Circumcision is an operation to remove the foreskin, the fold of skin covering the end of a boy’s penis. Usually this is for religious or cultural reasons, but sometimes there are medical reasons, such as balanitis, for circumcision.

In a baby boy, the foreskin doesn’t usually pull back. The foreskin starts to separate naturally from the head of the penis when a child is around 2 years old, and by the time they are five, it is completely separate. Don’t force your child’s foreskin back as this will be painful and can cause damage.

Circumcision for religious or cultural reasons

Usually circumcision is carried out in early childhood. It is common practice in Jewish, Islamic and African communities, and is mentioned in a number of religious texts.

When circumcision is practiced for religious reasons it is usually carried out as an outpatient. There are a few things you will need to think about

How to choose where to have the procedure done?

You will need to make sure the doctor performing the procedure is fully trained and registered with the professional body for doctors, The General Medical Council (GMC). They will need to have a surgical qualification, and be a member of the Royal College of Surgeons.

You may also hear positive stories and experiences of family and friends in your community. You could also talk to your religious leaders.


Circumcision that is not for medical reasons is a private procedure and will incur a cost. Different practices will charge different amounts for this procedure.

What will happen in the treatment room?

  • Both parents/carers with parental responsibility will need to give consent for the procedure, it cannot be from just one parent
  • Usually only one parent or carer is able to stay in the room while the procedure takes place
  • Your child will be given local anaesthetic by injection around the base of the penis, this stops the pain messages reaching the brain. Your baby might still cry during the procedure

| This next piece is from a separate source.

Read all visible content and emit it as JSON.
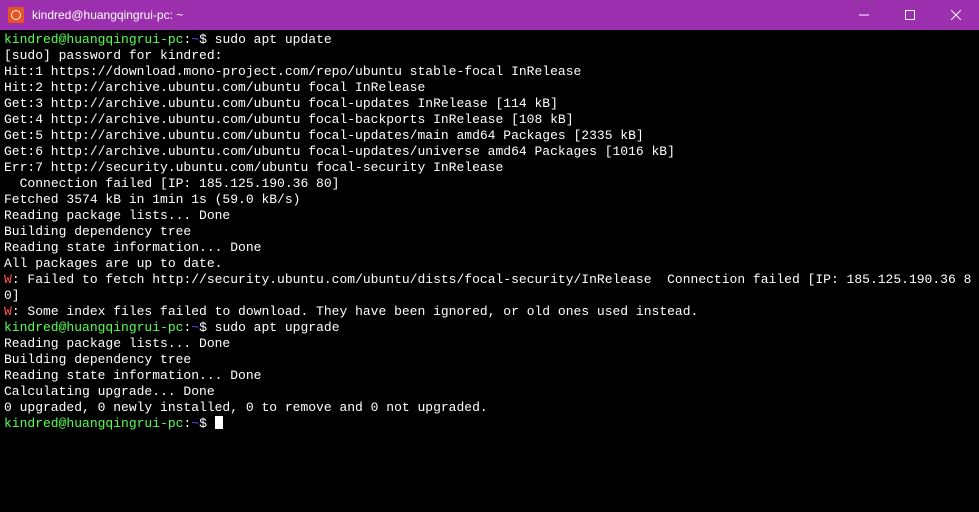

  • Your child should be pain free fairly soon after the procedure
  • The child should still be able to pass urine as normal
  • Do change nappies regularly, don’t allow them to get too wet
  • Do not put creams on the penis as the area needs to be kept dry to avoid infection.
  • It can take up to 10 days to heal, slightly longer if the child is older
  • If the child has a small penis, and small foreskin or the penis is retracted they may not perform this procedure as there is a risk of injury to surrounding skin. .

Please seek medical attention if your child experiences any of the following:

  • Redness to the penis and surrounding skin
  • Leaking of yellow smelly discharge from the penis area
  • Swelling of the penis meaning they can’t pass urine properly or are unable to pass urine at all
  • Bleeding
  • If your child is generally unwell

Medical reasons for circumcision

If there is a medical reason for the circumcision, it will usually take place in hospital as a day case and under general anaesthetic.

You can find out more about the procedure, including recovery and possible risks on the NHS website. You can also talk to your GP.

Useful links

Page last reviewed: 28-10-2020

Next review due: 28-10-2023